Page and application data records
- - - - - - -

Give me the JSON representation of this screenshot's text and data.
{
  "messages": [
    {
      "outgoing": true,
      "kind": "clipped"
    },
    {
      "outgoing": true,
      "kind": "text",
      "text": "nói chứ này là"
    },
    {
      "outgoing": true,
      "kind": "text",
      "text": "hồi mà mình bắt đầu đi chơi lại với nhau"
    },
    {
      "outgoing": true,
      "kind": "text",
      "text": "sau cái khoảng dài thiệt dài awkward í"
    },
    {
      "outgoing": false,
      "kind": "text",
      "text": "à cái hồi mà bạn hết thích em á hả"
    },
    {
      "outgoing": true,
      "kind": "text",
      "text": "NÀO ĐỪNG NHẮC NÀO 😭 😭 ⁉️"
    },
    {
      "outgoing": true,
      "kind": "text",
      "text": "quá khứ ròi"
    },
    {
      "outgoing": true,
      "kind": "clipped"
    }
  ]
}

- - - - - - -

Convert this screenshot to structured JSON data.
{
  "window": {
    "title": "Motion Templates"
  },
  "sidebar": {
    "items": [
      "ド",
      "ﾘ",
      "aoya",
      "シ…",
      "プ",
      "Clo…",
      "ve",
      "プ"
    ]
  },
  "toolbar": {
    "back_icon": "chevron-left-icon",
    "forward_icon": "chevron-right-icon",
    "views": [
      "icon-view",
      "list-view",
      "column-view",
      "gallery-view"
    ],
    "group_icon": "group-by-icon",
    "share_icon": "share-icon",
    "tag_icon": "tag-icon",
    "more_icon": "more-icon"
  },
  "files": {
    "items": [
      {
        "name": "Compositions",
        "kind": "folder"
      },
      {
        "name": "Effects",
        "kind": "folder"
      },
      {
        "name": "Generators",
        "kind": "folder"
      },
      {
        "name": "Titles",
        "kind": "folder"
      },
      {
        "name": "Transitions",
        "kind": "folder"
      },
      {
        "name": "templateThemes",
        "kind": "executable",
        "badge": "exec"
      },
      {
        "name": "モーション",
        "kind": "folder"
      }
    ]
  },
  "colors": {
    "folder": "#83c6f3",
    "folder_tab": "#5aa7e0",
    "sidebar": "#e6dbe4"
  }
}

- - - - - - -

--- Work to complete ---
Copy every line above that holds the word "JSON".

--- Exercise result ---
Give me the JSON representation of this screenshot's text and data.
Convert this screenshot to structured JSON data.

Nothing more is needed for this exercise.